NPR logo

Listen to this 'Talk of the Nation' topic

  • Download
  • <iframe src="https://www.npr.org/player/embed/14211633/14212468" width="100%" height="290" frameborder="0" scrolling="no" title="NPR embedded audio player">
Smart TV for Kids

Smart TV for Kids

Listen to this 'Talk of the Nation' topic

  • Download
  • <iframe src="https://www.npr.org/player/embed/14211633/14212468" width="100%" height="290" frameborder="0" scrolling="no" title="NPR embedded audio player">

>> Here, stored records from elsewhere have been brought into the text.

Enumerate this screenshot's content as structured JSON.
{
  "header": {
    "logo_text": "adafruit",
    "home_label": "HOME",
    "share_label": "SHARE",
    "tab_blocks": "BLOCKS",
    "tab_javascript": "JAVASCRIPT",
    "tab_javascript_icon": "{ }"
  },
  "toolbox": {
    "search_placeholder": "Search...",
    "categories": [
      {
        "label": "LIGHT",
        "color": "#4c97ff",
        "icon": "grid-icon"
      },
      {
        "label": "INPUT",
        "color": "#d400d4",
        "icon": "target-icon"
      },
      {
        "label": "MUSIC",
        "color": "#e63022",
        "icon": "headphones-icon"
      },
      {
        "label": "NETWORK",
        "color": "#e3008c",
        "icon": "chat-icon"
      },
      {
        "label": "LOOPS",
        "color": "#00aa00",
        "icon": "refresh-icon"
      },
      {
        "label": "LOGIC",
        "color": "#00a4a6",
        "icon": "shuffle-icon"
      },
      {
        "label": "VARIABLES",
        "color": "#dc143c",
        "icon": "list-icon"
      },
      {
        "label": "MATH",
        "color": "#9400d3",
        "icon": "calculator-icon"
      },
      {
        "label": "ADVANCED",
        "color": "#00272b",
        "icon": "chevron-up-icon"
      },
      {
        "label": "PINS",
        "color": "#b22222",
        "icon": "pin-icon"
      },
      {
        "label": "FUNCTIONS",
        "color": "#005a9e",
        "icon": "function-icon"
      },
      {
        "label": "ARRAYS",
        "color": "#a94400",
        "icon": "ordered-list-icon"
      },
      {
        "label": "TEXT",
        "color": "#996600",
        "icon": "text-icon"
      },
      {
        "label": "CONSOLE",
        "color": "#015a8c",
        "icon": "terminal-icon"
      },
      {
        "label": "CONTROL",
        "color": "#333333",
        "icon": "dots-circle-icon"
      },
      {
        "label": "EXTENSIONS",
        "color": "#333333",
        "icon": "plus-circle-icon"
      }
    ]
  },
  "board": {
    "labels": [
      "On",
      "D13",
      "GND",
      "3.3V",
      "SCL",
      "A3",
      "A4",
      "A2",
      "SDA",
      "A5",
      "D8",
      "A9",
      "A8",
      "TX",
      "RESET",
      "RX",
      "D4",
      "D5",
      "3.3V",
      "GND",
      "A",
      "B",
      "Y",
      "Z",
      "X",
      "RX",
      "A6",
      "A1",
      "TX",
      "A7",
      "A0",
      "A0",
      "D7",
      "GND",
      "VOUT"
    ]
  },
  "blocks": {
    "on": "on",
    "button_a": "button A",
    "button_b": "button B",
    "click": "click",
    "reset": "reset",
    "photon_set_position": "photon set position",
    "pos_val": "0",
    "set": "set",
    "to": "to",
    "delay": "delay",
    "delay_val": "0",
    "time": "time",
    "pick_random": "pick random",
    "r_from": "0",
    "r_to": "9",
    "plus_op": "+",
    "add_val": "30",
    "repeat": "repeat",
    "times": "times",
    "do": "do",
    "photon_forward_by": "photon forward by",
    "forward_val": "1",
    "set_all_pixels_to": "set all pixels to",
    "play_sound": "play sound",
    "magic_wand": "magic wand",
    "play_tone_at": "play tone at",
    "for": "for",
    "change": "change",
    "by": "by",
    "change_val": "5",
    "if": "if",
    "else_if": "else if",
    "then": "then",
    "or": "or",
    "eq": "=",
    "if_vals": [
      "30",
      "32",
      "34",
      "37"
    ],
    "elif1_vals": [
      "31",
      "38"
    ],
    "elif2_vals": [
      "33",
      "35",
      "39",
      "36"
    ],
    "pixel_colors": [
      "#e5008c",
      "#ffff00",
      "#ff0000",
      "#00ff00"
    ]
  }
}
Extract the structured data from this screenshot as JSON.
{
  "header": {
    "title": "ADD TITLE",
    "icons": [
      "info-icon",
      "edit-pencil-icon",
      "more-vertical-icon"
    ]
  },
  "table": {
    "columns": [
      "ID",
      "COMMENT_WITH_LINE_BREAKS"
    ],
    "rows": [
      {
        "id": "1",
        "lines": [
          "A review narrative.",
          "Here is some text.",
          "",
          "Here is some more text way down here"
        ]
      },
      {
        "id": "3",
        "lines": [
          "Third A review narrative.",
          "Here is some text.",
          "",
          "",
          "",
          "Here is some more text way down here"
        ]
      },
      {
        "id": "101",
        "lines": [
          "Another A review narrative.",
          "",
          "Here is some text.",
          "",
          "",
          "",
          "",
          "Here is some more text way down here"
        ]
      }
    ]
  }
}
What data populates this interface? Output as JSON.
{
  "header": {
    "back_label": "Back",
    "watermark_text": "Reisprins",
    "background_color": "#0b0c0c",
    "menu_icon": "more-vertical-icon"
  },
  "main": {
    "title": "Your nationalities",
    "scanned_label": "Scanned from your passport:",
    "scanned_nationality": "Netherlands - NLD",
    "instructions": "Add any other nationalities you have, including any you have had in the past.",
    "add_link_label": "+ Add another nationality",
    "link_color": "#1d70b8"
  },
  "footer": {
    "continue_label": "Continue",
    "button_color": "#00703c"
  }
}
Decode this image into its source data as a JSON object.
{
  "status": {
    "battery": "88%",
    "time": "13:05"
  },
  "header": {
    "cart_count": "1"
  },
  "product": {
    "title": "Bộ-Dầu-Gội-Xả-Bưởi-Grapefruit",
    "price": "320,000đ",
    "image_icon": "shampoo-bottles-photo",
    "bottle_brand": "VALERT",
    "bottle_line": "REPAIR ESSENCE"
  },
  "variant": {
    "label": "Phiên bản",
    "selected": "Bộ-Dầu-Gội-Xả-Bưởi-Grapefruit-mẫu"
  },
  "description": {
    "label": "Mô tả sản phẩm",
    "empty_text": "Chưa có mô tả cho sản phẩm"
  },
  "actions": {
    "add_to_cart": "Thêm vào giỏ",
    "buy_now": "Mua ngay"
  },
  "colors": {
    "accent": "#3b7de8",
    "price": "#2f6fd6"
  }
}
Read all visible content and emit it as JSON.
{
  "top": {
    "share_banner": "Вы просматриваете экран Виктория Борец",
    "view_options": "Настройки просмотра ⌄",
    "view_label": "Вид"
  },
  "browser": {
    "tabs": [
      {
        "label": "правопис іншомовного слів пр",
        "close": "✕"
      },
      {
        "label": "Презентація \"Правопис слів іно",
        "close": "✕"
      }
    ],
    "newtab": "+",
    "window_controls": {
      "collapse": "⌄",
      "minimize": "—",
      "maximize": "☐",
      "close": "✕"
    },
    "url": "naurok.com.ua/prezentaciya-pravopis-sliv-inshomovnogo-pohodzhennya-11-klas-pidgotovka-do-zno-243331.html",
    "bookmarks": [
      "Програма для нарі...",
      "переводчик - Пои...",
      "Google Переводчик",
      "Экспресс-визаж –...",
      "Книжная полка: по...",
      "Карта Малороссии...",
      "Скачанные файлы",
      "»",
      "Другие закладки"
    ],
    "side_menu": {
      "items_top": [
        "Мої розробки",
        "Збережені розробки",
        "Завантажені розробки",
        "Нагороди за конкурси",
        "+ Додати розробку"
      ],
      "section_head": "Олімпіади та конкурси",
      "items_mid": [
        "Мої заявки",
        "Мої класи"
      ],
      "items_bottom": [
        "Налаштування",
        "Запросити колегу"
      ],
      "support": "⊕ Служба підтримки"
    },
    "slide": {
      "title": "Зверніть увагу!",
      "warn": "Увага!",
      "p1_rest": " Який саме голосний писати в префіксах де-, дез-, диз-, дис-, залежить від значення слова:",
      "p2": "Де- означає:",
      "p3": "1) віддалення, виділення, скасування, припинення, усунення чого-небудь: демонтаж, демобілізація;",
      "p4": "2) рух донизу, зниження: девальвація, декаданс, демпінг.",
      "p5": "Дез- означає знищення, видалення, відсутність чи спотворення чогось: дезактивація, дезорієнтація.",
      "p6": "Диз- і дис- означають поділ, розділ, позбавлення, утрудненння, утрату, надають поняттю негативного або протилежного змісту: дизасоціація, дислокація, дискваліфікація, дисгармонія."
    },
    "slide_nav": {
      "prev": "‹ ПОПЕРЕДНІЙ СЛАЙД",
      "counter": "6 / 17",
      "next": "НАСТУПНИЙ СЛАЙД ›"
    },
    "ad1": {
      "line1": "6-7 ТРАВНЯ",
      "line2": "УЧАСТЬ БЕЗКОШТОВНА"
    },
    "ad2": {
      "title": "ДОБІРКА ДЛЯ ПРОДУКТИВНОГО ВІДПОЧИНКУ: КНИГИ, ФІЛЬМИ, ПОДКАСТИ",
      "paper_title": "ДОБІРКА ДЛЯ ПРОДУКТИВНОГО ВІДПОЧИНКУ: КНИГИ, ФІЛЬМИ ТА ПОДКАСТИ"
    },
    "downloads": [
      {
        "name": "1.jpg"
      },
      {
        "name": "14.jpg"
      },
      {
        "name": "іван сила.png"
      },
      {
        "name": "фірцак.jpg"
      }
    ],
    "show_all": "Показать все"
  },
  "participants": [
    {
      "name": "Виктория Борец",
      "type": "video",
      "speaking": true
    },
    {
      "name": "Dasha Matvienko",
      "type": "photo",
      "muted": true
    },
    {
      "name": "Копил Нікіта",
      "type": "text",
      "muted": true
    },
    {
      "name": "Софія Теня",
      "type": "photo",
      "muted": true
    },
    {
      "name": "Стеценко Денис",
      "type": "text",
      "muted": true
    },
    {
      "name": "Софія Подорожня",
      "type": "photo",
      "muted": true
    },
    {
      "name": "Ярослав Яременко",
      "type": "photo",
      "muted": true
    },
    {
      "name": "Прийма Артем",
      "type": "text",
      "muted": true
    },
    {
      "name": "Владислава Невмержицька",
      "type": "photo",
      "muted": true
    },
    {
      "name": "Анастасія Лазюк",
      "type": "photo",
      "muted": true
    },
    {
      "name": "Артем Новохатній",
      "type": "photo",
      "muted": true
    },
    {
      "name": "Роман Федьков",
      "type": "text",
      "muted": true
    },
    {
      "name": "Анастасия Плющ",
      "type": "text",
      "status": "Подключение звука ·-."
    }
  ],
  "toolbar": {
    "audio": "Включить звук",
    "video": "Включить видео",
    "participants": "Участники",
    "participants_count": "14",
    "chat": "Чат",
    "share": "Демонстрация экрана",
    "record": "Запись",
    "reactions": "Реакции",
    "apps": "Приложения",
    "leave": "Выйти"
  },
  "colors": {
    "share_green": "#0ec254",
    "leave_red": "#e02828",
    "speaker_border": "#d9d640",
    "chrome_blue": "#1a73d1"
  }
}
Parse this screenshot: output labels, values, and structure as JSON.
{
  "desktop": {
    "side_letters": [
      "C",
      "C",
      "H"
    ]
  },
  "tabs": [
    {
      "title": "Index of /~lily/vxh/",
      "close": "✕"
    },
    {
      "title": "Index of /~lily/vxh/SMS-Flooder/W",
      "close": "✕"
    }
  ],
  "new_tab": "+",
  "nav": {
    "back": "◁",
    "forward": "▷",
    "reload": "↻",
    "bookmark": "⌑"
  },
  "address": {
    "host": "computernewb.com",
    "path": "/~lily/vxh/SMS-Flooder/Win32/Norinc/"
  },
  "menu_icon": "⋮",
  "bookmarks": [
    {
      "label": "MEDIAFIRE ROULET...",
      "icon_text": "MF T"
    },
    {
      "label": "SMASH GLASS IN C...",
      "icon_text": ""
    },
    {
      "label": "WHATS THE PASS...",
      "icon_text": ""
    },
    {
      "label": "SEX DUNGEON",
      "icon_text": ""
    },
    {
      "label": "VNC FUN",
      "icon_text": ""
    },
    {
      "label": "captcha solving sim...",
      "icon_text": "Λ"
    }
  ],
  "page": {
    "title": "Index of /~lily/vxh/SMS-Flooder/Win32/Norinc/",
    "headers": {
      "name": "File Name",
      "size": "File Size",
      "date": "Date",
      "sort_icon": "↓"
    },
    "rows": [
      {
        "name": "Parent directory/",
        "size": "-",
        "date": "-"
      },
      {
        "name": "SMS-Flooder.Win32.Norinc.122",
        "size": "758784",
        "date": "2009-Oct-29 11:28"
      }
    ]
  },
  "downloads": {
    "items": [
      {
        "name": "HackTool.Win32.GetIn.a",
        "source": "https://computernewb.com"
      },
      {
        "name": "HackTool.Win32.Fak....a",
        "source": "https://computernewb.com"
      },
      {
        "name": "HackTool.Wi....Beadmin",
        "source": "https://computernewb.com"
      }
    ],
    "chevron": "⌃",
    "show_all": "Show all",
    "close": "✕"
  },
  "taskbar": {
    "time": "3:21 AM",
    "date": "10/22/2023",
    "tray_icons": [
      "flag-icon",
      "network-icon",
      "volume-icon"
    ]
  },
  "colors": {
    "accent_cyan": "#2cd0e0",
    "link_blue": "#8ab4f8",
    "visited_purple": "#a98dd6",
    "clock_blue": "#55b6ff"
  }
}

It's no secret I grew up on PBS. At our house, TV was limited to PBS and sports for our formative years, and my mom loves to tell the story (OK, she only tells it when I prod her... but I can tell it's a fond memory) of me, age 2 or so, hollering at her from the jungle gym at the park in our neighborhood, "What time is it???" Why was a toddler so obsessed with time? I had a hot, daily, 3 o'clock date with Sesame Street. I continued to watch Sesame Street when I was "too old" for it, and also picked up new favorites like 3-2-1 Contact, The Electric Company, and Square One (PLEASE tell me someone else out there remembers the Fat Boys on Square One singing "One thousand times one million... that's ONE BILLION" about records and hamburgers? Oh my gosh! I've been searching for this on and off since YouTube was invented... here it is!). Anyway, all this to say, PBS's kids programming ruled while I was growing up, and it still does. Their latest educational AND awesome show, which debuts tomorrow, is WordGirl. It's an animated show about a girl who's a student and a superhero, who has a preternaturally expansive vocabulary. What's your favorite PBS kids' programming memory?

NPR thanks our sponsors